Both disinformation and misinformation play a decisive role in generating and perpetuating the so-called "fake news" and "alternative facts" culture which has come to dominate our public discourse and private communications.

Without sufficient misinformation to amplify it beyond a critical threshold, a piece of disinformation would quickly run out of steam and stop in its tracks.

Aside from malice and political ends, financial gain is the single greatest motivator for creating false information. This is mainly due to the attention-focused business models of the media and marketing industries; whereby monetary rewards are granted to media owners and content producers that draw in larger crowds. To achieve such rewards, content creators rely on the "shock and awe" approach, using flashy, attention-grabbing, emotionally-charged headlines and statements to generate public interest (i.e. increase an item's "clickability") and expand the content's potential reach and exposure (i.e. an item's "shareability") on social media and other sources.


Every person on any online network can help stem the spread of false information. Without sufficient misinformation to amplify it beyond a critical threshold, a piece of disinformation would quickly run out of steam and stop in its tracks.

Carl Sagan once wrote: "Extraordinary claims require extraordinary evidence." Yet when dealing with information in the public domain, the burden of proving or disproving this information often falls to us, the consumers. Such proof can be obtained by verification of both the source and the content. Source verification requires determining the primary source of the information, assessing its credibility, and checking if the information can be corroborated by other credible sources. Content verification involves checking the accuracy of the facts and the context of the information.

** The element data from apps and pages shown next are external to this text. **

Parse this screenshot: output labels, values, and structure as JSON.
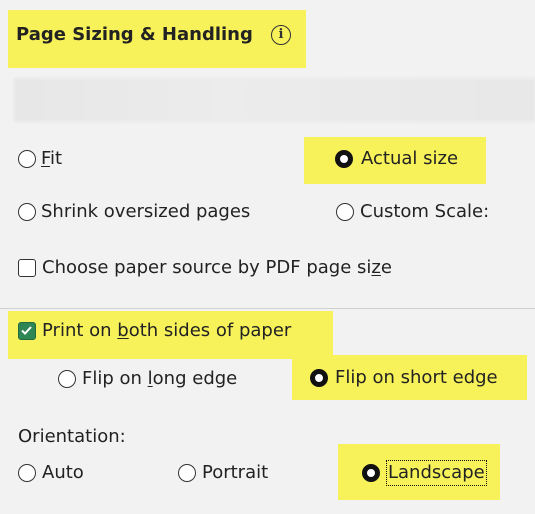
{
  "section": {
    "title": "Page Sizing & Handling",
    "info_icon": "info-icon"
  },
  "sizing": {
    "options": [
      {
        "label_prefix": "",
        "label_u": "F",
        "label_rest": "it",
        "checked": false
      },
      {
        "label": "Actual size",
        "checked": true
      },
      {
        "label": "Shrink oversized pages",
        "checked": false
      },
      {
        "label": "Custom Scale:",
        "checked": false
      }
    ],
    "paper_source": {
      "label_pre": "Choose paper source by PDF page si",
      "label_u": "z",
      "label_post": "e",
      "checked": false
    }
  },
  "duplex": {
    "print_both": {
      "label_pre": "Print on ",
      "label_u": "b",
      "label_post": "oth sides of paper",
      "checked": true
    },
    "flip_long": {
      "label_pre": "Flip on ",
      "label_u": "l",
      "label_post": "ong edge",
      "checked": false
    },
    "flip_short": {
      "label": "Flip on short edge",
      "checked": true
    }
  },
  "orientation": {
    "label": "Orientation:",
    "options": [
      {
        "label": "Auto",
        "checked": false
      },
      {
        "label": "Portrait",
        "checked": false
      },
      {
        "label": "Landscape",
        "checked": true
      }
    ]
  },
  "colors": {
    "highlight": "#f7f25a",
    "checkbox_checked": "#2d8653"
  }
}
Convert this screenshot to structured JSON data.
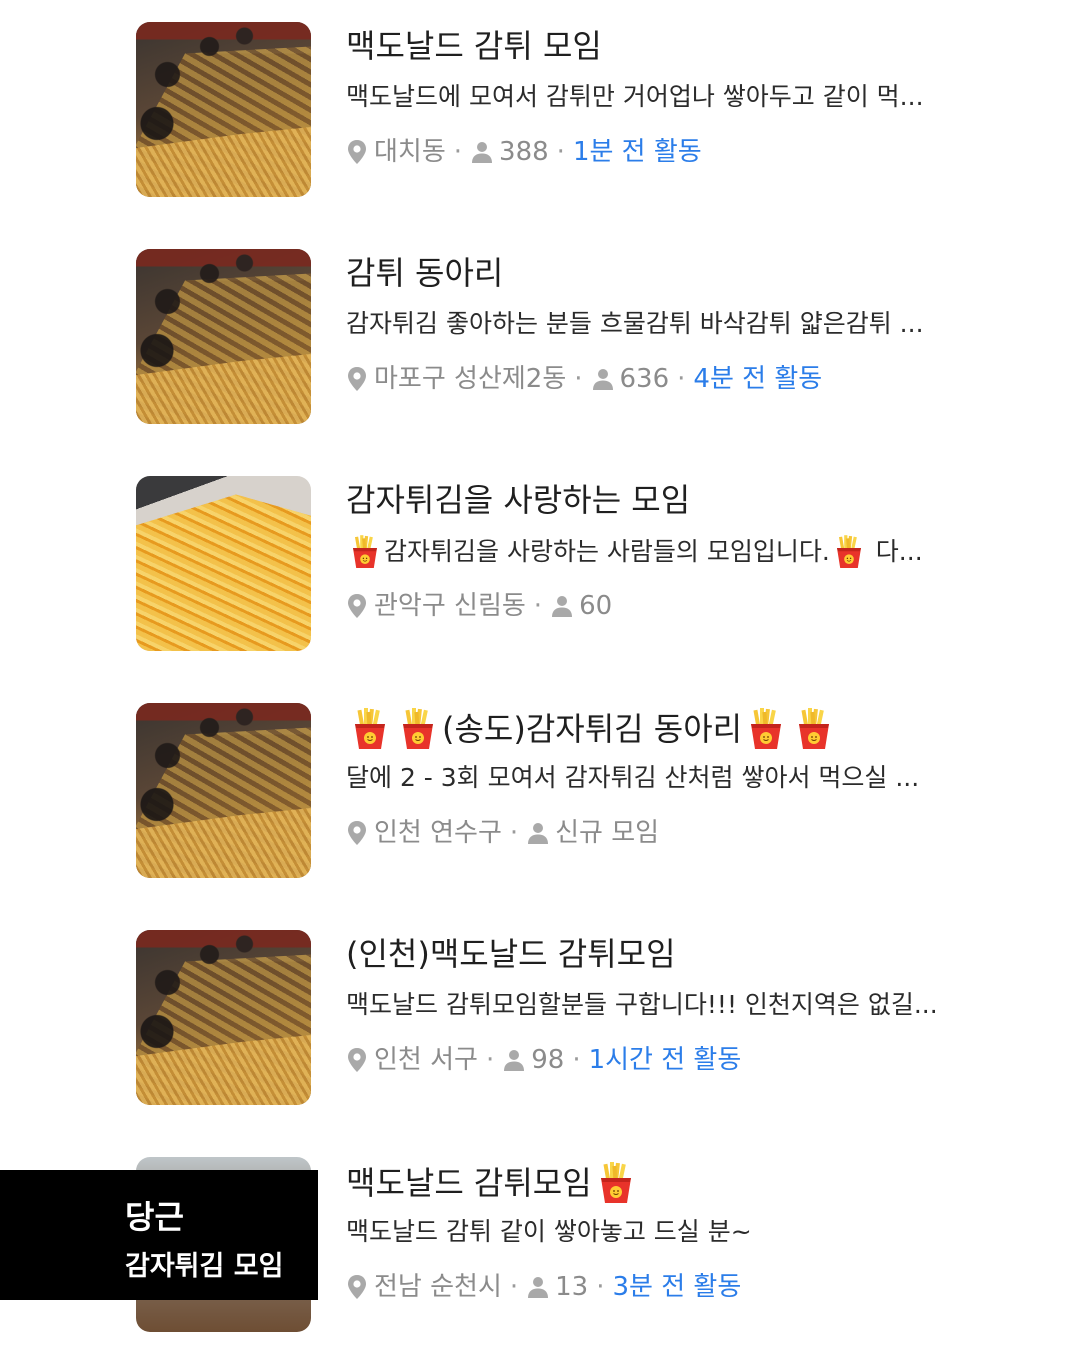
{
  "groups": [
    {
      "title": "맥도날드 감튀 모임",
      "desc": "맥도날드에 모여서 감튀만 거어업나 쌓아두고 같이 먹...",
      "location": "대치동",
      "members": "388",
      "activity": "1분 전 활동",
      "thumb_icon": "crowd-fries-photo"
    },
    {
      "title": "감튀 동아리",
      "desc": "감자튀김 좋아하는 분들 흐물감튀 바삭감튀 얇은감튀 ...",
      "location": "마포구 성산제2동",
      "members": "636",
      "activity": "4분 전 활동",
      "thumb_icon": "crowd-fries-photo"
    },
    {
      "title": "감자튀김을 사랑하는 모임",
      "desc_text": "감자튀김을 사랑하는 사람들의 모임입니다.",
      "desc_tail": "다...",
      "location": "관악구 신림동",
      "members": "60",
      "thumb_icon": "fries-pile-photo"
    },
    {
      "title_text": "(송도)감자튀김 동아리",
      "desc": "달에 2 - 3회 모여서 감자튀김 산처럼 쌓아서 먹으실  ...",
      "location": "인천 연수구",
      "members_label": "신규 모임",
      "thumb_icon": "crowd-fries-photo"
    },
    {
      "title": "(인천)맥도날드 감튀모임",
      "desc": "맥도날드 감튀모임할분들 구합니다!!! 인천지역은 없길...",
      "location": "인천 서구",
      "members": "98",
      "activity": "1시간 전 활동",
      "thumb_icon": "crowd-fries-photo"
    },
    {
      "title_text": "맥도날드 감튀모임",
      "desc": "맥도날드 감튀 같이 쌓아놓고 드실 분~",
      "location": "전남 순천시",
      "members": "13",
      "activity": "3분 전 활동",
      "thumb_icon": "crowd-fries-photo"
    }
  ],
  "caption": {
    "line1": "당근",
    "line2": "감자튀김 모임"
  },
  "colors": {
    "activity_blue": "#2b7de9",
    "meta_gray": "#8b8b8b",
    "caption_bg": "#000000"
  },
  "icons": {
    "location": "pin-icon",
    "members": "person-icon",
    "emoji": "french-fries-emoji"
  }
}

Finally, our own biases, such as our support or opposition of the views presented or the urge to "jump on the bandwagon" when everyone around us seems to be echoing the same message, should also be checked before clicking the “share” button.




241 views